# Required action
Look through the entries. Copy each line that has the word "catalina".

# Exercise data

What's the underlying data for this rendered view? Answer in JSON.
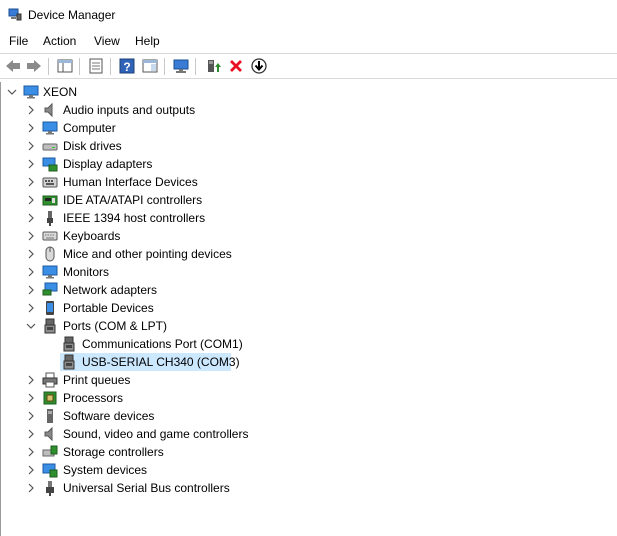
{
  "window": {
    "title": "Device Manager"
  },
  "menu": [
    "File",
    "Action",
    "View",
    "Help"
  ],
  "tree": {
    "root": "XEON",
    "categories": [
      {
        "label": "Audio inputs and outputs",
        "icon": "speaker-icon"
      },
      {
        "label": "Computer",
        "icon": "monitor-icon"
      },
      {
        "label": "Disk drives",
        "icon": "disk-drive-icon"
      },
      {
        "label": "Display adapters",
        "icon": "display-adapter-icon"
      },
      {
        "label": "Human Interface Devices",
        "icon": "hid-icon"
      },
      {
        "label": "IDE ATA/ATAPI controllers",
        "icon": "ide-controller-icon"
      },
      {
        "label": "IEEE 1394 host controllers",
        "icon": "ieee1394-icon"
      },
      {
        "label": "Keyboards",
        "icon": "keyboard-icon"
      },
      {
        "label": "Mice and other pointing devices",
        "icon": "mouse-icon"
      },
      {
        "label": "Monitors",
        "icon": "monitor-icon"
      },
      {
        "label": "Network adapters",
        "icon": "network-adapter-icon"
      },
      {
        "label": "Portable Devices",
        "icon": "portable-device-icon"
      },
      {
        "label": "Ports (COM & LPT)",
        "icon": "port-icon"
      },
      {
        "label": "Print queues",
        "icon": "printer-icon"
      },
      {
        "label": "Processors",
        "icon": "processor-icon"
      },
      {
        "label": "Software devices",
        "icon": "software-device-icon"
      },
      {
        "label": "Sound, video and game controllers",
        "icon": "sound-controller-icon"
      },
      {
        "label": "Storage controllers",
        "icon": "storage-controller-icon"
      },
      {
        "label": "System devices",
        "icon": "system-device-icon"
      },
      {
        "label": "Universal Serial Bus controllers",
        "icon": "usb-icon"
      }
    ],
    "ports_children": [
      {
        "label": "Communications Port (COM1)",
        "icon": "port-icon"
      },
      {
        "label": "USB-SERIAL CH340 (COM3)",
        "icon": "port-icon",
        "selected": true
      }
    ]
  },
  "colors": {
    "selection": "#cce8ff",
    "accent": "#1e73c8",
    "delete": "#e81123",
    "update": "#2e8b2e"
  }
}
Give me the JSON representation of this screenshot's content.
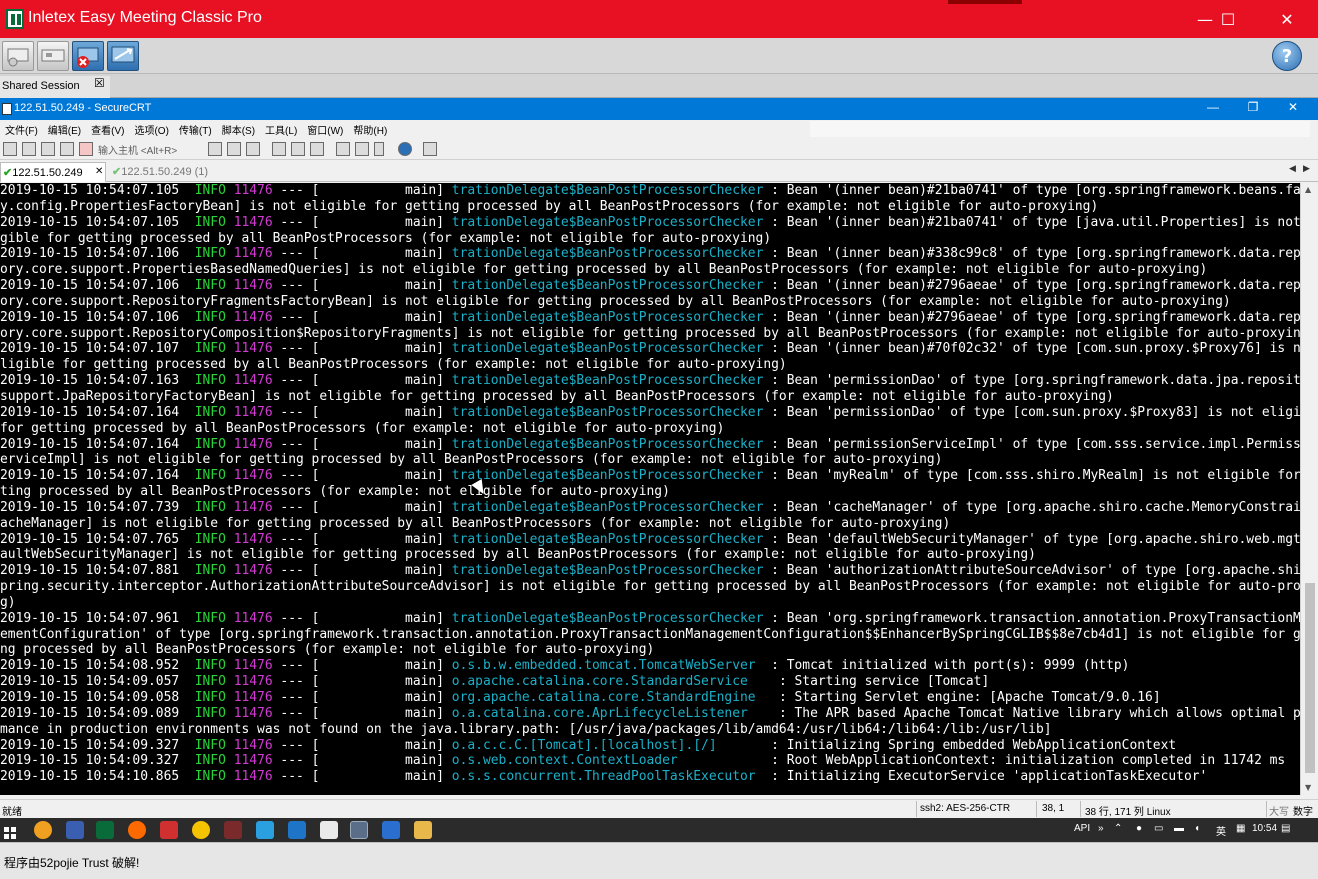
{
  "app": {
    "title": "Inletex Easy Meeting Classic Pro",
    "minimize_glyph": "—",
    "maximize_glyph": "☐",
    "close_glyph": "✕"
  },
  "shared_session": {
    "label": "Shared Session",
    "close_glyph": "☒"
  },
  "crt": {
    "title": "122.51.50.249 - SecureCRT",
    "minimize_glyph": "—",
    "restore_glyph": "❐",
    "close_glyph": "✕",
    "menu": [
      "文件(F)",
      "编辑(E)",
      "查看(V)",
      "选项(O)",
      "传输(T)",
      "脚本(S)",
      "工具(L)",
      "窗口(W)",
      "帮助(H)"
    ],
    "quick_connect_placeholder": "输入主机 <Alt+R>",
    "tabs": [
      {
        "label": "122.51.50.249",
        "active": true,
        "close_glyph": "✕"
      },
      {
        "label": "122.51.50.249 (1)",
        "active": false
      }
    ],
    "nav_left": "◀",
    "nav_right": "▶"
  },
  "terminal_lines": [
    {
      "ts": "2019-10-15 10:54:07.105",
      "lvl": "INFO",
      "pid": "11476",
      "mid": " --- [           main] ",
      "logger": "trationDelegate$BeanPostProcessorChecker",
      "msg": " : Bean '(inner bean)#21ba0741' of type [org.springframework.beans.factor"
    },
    {
      "text": "y.config.PropertiesFactoryBean] is not eligible for getting processed by all BeanPostProcessors (for example: not eligible for auto-proxying)"
    },
    {
      "ts": "2019-10-15 10:54:07.105",
      "lvl": "INFO",
      "pid": "11476",
      "mid": " --- [           main] ",
      "logger": "trationDelegate$BeanPostProcessorChecker",
      "msg": " : Bean '(inner bean)#21ba0741' of type [java.util.Properties] is not eli"
    },
    {
      "text": "gible for getting processed by all BeanPostProcessors (for example: not eligible for auto-proxying)"
    },
    {
      "ts": "2019-10-15 10:54:07.106",
      "lvl": "INFO",
      "pid": "11476",
      "mid": " --- [           main] ",
      "logger": "trationDelegate$BeanPostProcessorChecker",
      "msg": " : Bean '(inner bean)#338c99c8' of type [org.springframework.data.reposit"
    },
    {
      "text": "ory.core.support.PropertiesBasedNamedQueries] is not eligible for getting processed by all BeanPostProcessors (for example: not eligible for auto-proxying)"
    },
    {
      "ts": "2019-10-15 10:54:07.106",
      "lvl": "INFO",
      "pid": "11476",
      "mid": " --- [           main] ",
      "logger": "trationDelegate$BeanPostProcessorChecker",
      "msg": " : Bean '(inner bean)#2796aeae' of type [org.springframework.data.reposit"
    },
    {
      "text": "ory.core.support.RepositoryFragmentsFactoryBean] is not eligible for getting processed by all BeanPostProcessors (for example: not eligible for auto-proxying)"
    },
    {
      "ts": "2019-10-15 10:54:07.106",
      "lvl": "INFO",
      "pid": "11476",
      "mid": " --- [           main] ",
      "logger": "trationDelegate$BeanPostProcessorChecker",
      "msg": " : Bean '(inner bean)#2796aeae' of type [org.springframework.data.reposit"
    },
    {
      "text": "ory.core.support.RepositoryComposition$RepositoryFragments] is not eligible for getting processed by all BeanPostProcessors (for example: not eligible for auto-proxying)"
    },
    {
      "ts": "2019-10-15 10:54:07.107",
      "lvl": "INFO",
      "pid": "11476",
      "mid": " --- [           main] ",
      "logger": "trationDelegate$BeanPostProcessorChecker",
      "msg": " : Bean '(inner bean)#70f02c32' of type [com.sun.proxy.$Proxy76] is not e"
    },
    {
      "text": "ligible for getting processed by all BeanPostProcessors (for example: not eligible for auto-proxying)"
    },
    {
      "ts": "2019-10-15 10:54:07.163",
      "lvl": "INFO",
      "pid": "11476",
      "mid": " --- [           main] ",
      "logger": "trationDelegate$BeanPostProcessorChecker",
      "msg": " : Bean 'permissionDao' of type [org.springframework.data.jpa.repository."
    },
    {
      "text": "support.JpaRepositoryFactoryBean] is not eligible for getting processed by all BeanPostProcessors (for example: not eligible for auto-proxying)"
    },
    {
      "ts": "2019-10-15 10:54:07.164",
      "lvl": "INFO",
      "pid": "11476",
      "mid": " --- [           main] ",
      "logger": "trationDelegate$BeanPostProcessorChecker",
      "msg": " : Bean 'permissionDao' of type [com.sun.proxy.$Proxy83] is not eligible"
    },
    {
      "text": "for getting processed by all BeanPostProcessors (for example: not eligible for auto-proxying)"
    },
    {
      "ts": "2019-10-15 10:54:07.164",
      "lvl": "INFO",
      "pid": "11476",
      "mid": " --- [           main] ",
      "logger": "trationDelegate$BeanPostProcessorChecker",
      "msg": " : Bean 'permissionServiceImpl' of type [com.sss.service.impl.PermissionS"
    },
    {
      "text": "erviceImpl] is not eligible for getting processed by all BeanPostProcessors (for example: not eligible for auto-proxying)"
    },
    {
      "ts": "2019-10-15 10:54:07.164",
      "lvl": "INFO",
      "pid": "11476",
      "mid": " --- [           main] ",
      "logger": "trationDelegate$BeanPostProcessorChecker",
      "msg": " : Bean 'myRealm' of type [com.sss.shiro.MyRealm] is not eligible for get"
    },
    {
      "text": "ting processed by all BeanPostProcessors (for example: not eligible for auto-proxying)"
    },
    {
      "ts": "2019-10-15 10:54:07.739",
      "lvl": "INFO",
      "pid": "11476",
      "mid": " --- [           main] ",
      "logger": "trationDelegate$BeanPostProcessorChecker",
      "msg": " : Bean 'cacheManager' of type [org.apache.shiro.cache.MemoryConstrainedC"
    },
    {
      "text": "acheManager] is not eligible for getting processed by all BeanPostProcessors (for example: not eligible for auto-proxying)"
    },
    {
      "ts": "2019-10-15 10:54:07.765",
      "lvl": "INFO",
      "pid": "11476",
      "mid": " --- [           main] ",
      "logger": "trationDelegate$BeanPostProcessorChecker",
      "msg": " : Bean 'defaultWebSecurityManager' of type [org.apache.shiro.web.mgt.Def"
    },
    {
      "text": "aultWebSecurityManager] is not eligible for getting processed by all BeanPostProcessors (for example: not eligible for auto-proxying)"
    },
    {
      "ts": "2019-10-15 10:54:07.881",
      "lvl": "INFO",
      "pid": "11476",
      "mid": " --- [           main] ",
      "logger": "trationDelegate$BeanPostProcessorChecker",
      "msg": " : Bean 'authorizationAttributeSourceAdvisor' of type [org.apache.shiro.s"
    },
    {
      "text": "pring.security.interceptor.AuthorizationAttributeSourceAdvisor] is not eligible for getting processed by all BeanPostProcessors (for example: not eligible for auto-proxyin"
    },
    {
      "text": "g)"
    },
    {
      "ts": "2019-10-15 10:54:07.961",
      "lvl": "INFO",
      "pid": "11476",
      "mid": " --- [           main] ",
      "logger": "trationDelegate$BeanPostProcessorChecker",
      "msg": " : Bean 'org.springframework.transaction.annotation.ProxyTransactionManag"
    },
    {
      "text": "ementConfiguration' of type [org.springframework.transaction.annotation.ProxyTransactionManagementConfiguration$$EnhancerBySpringCGLIB$$8e7cb4d1] is not eligible for getti"
    },
    {
      "text": "ng processed by all BeanPostProcessors (for example: not eligible for auto-proxying)"
    },
    {
      "ts": "2019-10-15 10:54:08.952",
      "lvl": "INFO",
      "pid": "11476",
      "mid": " --- [           main] ",
      "logger": "o.s.b.w.embedded.tomcat.TomcatWebServer ",
      "msg": " : Tomcat initialized with port(s): 9999 (http)"
    },
    {
      "ts": "2019-10-15 10:54:09.057",
      "lvl": "INFO",
      "pid": "11476",
      "mid": " --- [           main] ",
      "logger": "o.apache.catalina.core.StandardService   ",
      "msg": " : Starting service [Tomcat]"
    },
    {
      "ts": "2019-10-15 10:54:09.058",
      "lvl": "INFO",
      "pid": "11476",
      "mid": " --- [           main] ",
      "logger": "org.apache.catalina.core.StandardEngine  ",
      "msg": " : Starting Servlet engine: [Apache Tomcat/9.0.16]"
    },
    {
      "ts": "2019-10-15 10:54:09.089",
      "lvl": "INFO",
      "pid": "11476",
      "mid": " --- [           main] ",
      "logger": "o.a.catalina.core.AprLifecycleListener   ",
      "msg": " : The APR based Apache Tomcat Native library which allows optimal perfor"
    },
    {
      "text": "mance in production environments was not found on the java.library.path: [/usr/java/packages/lib/amd64:/usr/lib64:/lib64:/lib:/usr/lib]"
    },
    {
      "ts": "2019-10-15 10:54:09.327",
      "lvl": "INFO",
      "pid": "11476",
      "mid": " --- [           main] ",
      "logger": "o.a.c.c.C.[Tomcat].[localhost].[/]      ",
      "msg": " : Initializing Spring embedded WebApplicationContext"
    },
    {
      "ts": "2019-10-15 10:54:09.327",
      "lvl": "INFO",
      "pid": "11476",
      "mid": " --- [           main] ",
      "logger": "o.s.web.context.ContextLoader           ",
      "msg": " : Root WebApplicationContext: initialization completed in 11742 ms"
    },
    {
      "ts": "2019-10-15 10:54:10.865",
      "lvl": "INFO",
      "pid": "11476",
      "mid": " --- [           main] ",
      "logger": "o.s.s.concurrent.ThreadPoolTaskExecutor ",
      "msg": " : Initializing ExecutorService 'applicationTaskExecutor'"
    }
  ],
  "status": {
    "ready": "就绪",
    "cipher": "ssh2: AES-256-CTR",
    "cursor_pos": "38,  1",
    "dims": "38 行, 171 列 Linux",
    "caps": "大写",
    "num": "数字"
  },
  "taskbar": {
    "api": "API",
    "ime": "英",
    "time": "10:54"
  },
  "notice": "程序由52pojie Trust 破解!",
  "colors": {
    "outer_title": "#e81123",
    "crt_title": "#0078d7",
    "info": "#29d33a",
    "pid": "#d33ad3",
    "logger": "#1bb0c8"
  }
}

# Task answer
      "logger": "o.apache.catalina.core.StandardService   ",
      "logger": "org.apache.catalina.core.StandardEngine  ",
      "logger": "o.a.catalina.core.AprLifecycleListener   ",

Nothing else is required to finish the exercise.